Next post: "Service Dogs for the Chemically Sensitive"

Thursday, October 28, 2010

Two Types of Readers

I figure I'll have two types of readers, the toxically injured (TIs) and the "normals."  I'll undoubtedly piss off both.

As TIs, we have so much toxic exposure that all of us, from time to time, (some more than others) go ape-crap crazy and get honked off over something we a.) don't agree with, or b.) misunderstood in the first place, as we're suffering cognitive impairment and some degree of diminished visual acuity.

For you "normals" checking in, a toxic exposure is relatively like somebody else forcing an overdose of meth on us. We experience: confusion, agitation and rage, among our many other physical symptoms and organ damages. It's systemic, so that's just the beginning.

I'll upset the normals because, by in large, a person can only understand that which they can perceive. I'll be talking about reactions to things that normals don't perceive.
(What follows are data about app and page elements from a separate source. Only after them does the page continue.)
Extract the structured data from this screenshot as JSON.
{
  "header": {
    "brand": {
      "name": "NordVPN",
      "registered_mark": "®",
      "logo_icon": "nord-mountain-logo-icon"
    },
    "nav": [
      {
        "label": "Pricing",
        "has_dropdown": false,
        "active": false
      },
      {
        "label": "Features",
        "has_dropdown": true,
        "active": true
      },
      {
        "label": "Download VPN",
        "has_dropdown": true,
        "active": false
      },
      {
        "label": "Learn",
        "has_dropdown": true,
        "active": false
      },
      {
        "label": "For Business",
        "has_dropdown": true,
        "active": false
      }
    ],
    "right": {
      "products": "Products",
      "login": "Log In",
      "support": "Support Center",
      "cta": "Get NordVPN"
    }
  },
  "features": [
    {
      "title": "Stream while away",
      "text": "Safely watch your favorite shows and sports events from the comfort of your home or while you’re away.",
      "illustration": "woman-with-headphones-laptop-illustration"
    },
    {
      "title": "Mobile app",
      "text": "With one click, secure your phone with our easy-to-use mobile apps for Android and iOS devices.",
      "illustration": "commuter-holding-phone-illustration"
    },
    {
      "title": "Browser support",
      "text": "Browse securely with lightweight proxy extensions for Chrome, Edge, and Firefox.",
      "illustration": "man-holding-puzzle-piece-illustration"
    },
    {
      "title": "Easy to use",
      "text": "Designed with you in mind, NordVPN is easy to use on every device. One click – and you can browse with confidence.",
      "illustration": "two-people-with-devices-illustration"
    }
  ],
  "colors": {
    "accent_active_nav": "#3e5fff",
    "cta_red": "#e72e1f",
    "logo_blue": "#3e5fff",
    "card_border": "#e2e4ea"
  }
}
They don't smell them, they don't feel them. For that reason, many of them think we are flipping crazy. Kudo's, though, to those normals, kind enough to empathise and take our claims (without personal experience) on faith.
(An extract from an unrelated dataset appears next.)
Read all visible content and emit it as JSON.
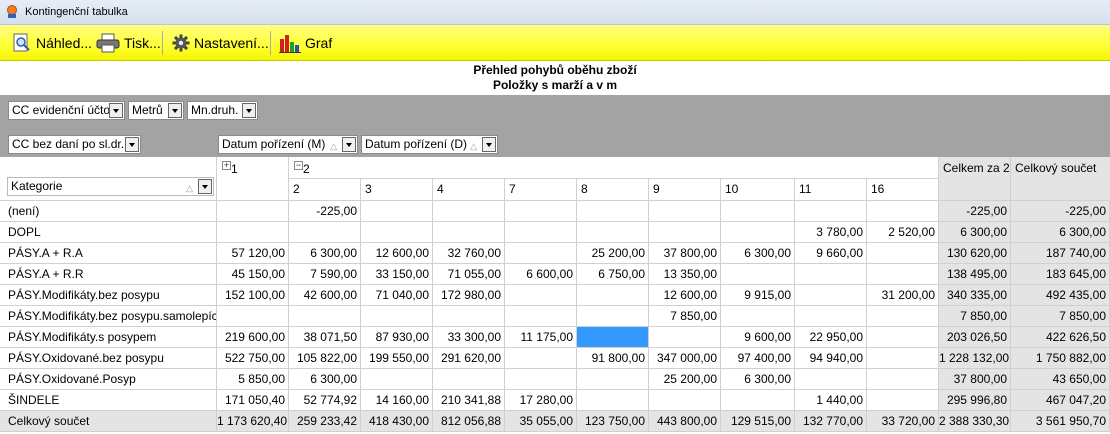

That brings up the question as to why we can perceive them and they can't...  It's a secondary survival mechanism.  We, by virtue of repetitive toxic exposure, plus some degree of genetic damage, either inherited or from exposures in our lifetime, become "detoxer enzyme deficient!" O.K. I just made that name up. What we and all those with chronic diseases are deficient in is the tri-peptide (enzyme precursor), Glutathione.  There are two others, but research right now has focused on glutathione, as it's the main one.

When your body uses up or (heaven forfend) can't produce enough glutathione, all sorts of systems fail and bio-functions run amuck. The process that is left to our immune systems for combating toxins is - encase them in fat and store them in adipose tissue.       Think about the epidemic of obesity...
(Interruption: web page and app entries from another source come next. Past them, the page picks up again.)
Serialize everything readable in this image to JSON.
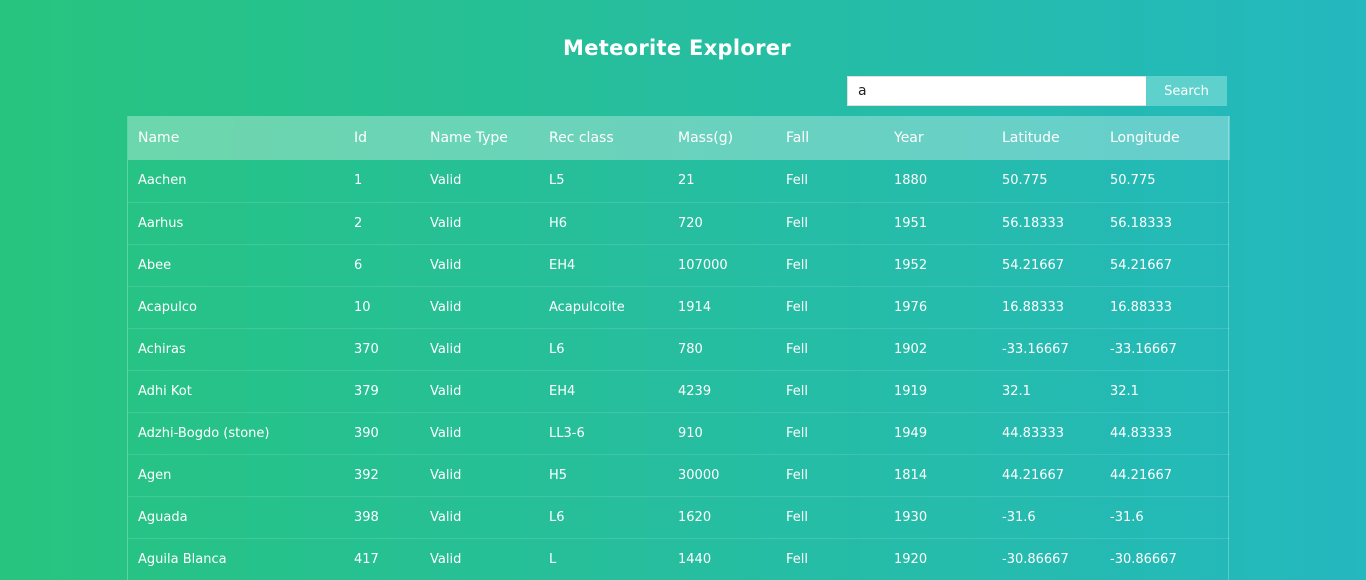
{
  "header": {
    "title": "Meteorite Explorer"
  },
  "search": {
    "value": "a",
    "button_label": "Search"
  },
  "table": {
    "columns": [
      "Name",
      "Id",
      "Name Type",
      "Rec class",
      "Mass(g)",
      "Fall",
      "Year",
      "Latitude",
      "Longitude"
    ],
    "rows": [
      [
        "Aachen",
        "1",
        "Valid",
        "L5",
        "21",
        "Fell",
        "1880",
        "50.775",
        "50.775"
      ],
      [
        "Aarhus",
        "2",
        "Valid",
        "H6",
        "720",
        "Fell",
        "1951",
        "56.18333",
        "56.18333"
      ],
      [
        "Abee",
        "6",
        "Valid",
        "EH4",
        "107000",
        "Fell",
        "1952",
        "54.21667",
        "54.21667"
      ],
      [
        "Acapulco",
        "10",
        "Valid",
        "Acapulcoite",
        "1914",
        "Fell",
        "1976",
        "16.88333",
        "16.88333"
      ],
      [
        "Achiras",
        "370",
        "Valid",
        "L6",
        "780",
        "Fell",
        "1902",
        "-33.16667",
        "-33.16667"
      ],
      [
        "Adhi Kot",
        "379",
        "Valid",
        "EH4",
        "4239",
        "Fell",
        "1919",
        "32.1",
        "32.1"
      ],
      [
        "Adzhi-Bogdo (stone)",
        "390",
        "Valid",
        "LL3-6",
        "910",
        "Fell",
        "1949",
        "44.83333",
        "44.83333"
      ],
      [
        "Agen",
        "392",
        "Valid",
        "H5",
        "30000",
        "Fell",
        "1814",
        "44.21667",
        "44.21667"
      ],
      [
        "Aguada",
        "398",
        "Valid",
        "L6",
        "1620",
        "Fell",
        "1930",
        "-31.6",
        "-31.6"
      ],
      [
        "Aguila Blanca",
        "417",
        "Valid",
        "L",
        "1440",
        "Fell",
        "1920",
        "-30.86667",
        "-30.86667"
      ]
    ]
  },
  "colors": {
    "gradient_start": "#27c47f",
    "gradient_end": "#24b8bf",
    "search_button": "#5ed1cc"
  }
}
Meanwhile, the immune system revs up its proactive systems and is in effect, "hypersensitive." RED ALERT MR. SPOCK, RED ALERT!!

The bad news for normals is, until their primary system of immune defense fails, they will be like pig farmers. Pig farmers, become immune to the smell of pig feces. While they can smell other stinky things, they can't smell pig poo. Normals can't smell the chemical dense environment they live in.

First Piss-off Alert: Fragrance, to TIs, is and will be referred to in this blog as "stink, stench, smelly, reek, etc..." Because to us it smells like cat pee mixed with the "ubiquitous powdered fruit-flavored drink mix." The stench of which is always accompanied by horrible life-threatening symptoms.

Which segues nicely to next times blog...."I just used a little" an act of war.

My sister Kathleen inspired me to begin this blog

She's living her dream adventure - riding across America on horseback. She's risked everything, and kept back nothing. How cool is that? One of the things I've learned is that an adventure is when you experience events, things get wild and crazy and you survive. A tragedy is when you don't. She's having a tremendous adventure and enjoying every minute of it, even the bad parts...

So, I'm beginning this blog about a different kind of adventure. I've survived 7 years of severe, chronic toxic injury where minute by minute there can be life threatening exposures.  I've experienced unimaginable discrimination, in a country known for it's "Civil Rights." I, like the 140 million Americans that suffer with the same disability, struggle everyday to get over the obstacles, to complete the simplest tasks and step through an unending medical protocol. 

I'm blessed enough to have incredible family, friends and internet community friends that support me. I'm dedicating this blog to all those with Toxic Injuries ~ the fastest growing segment of the disabled population ADA Region 10.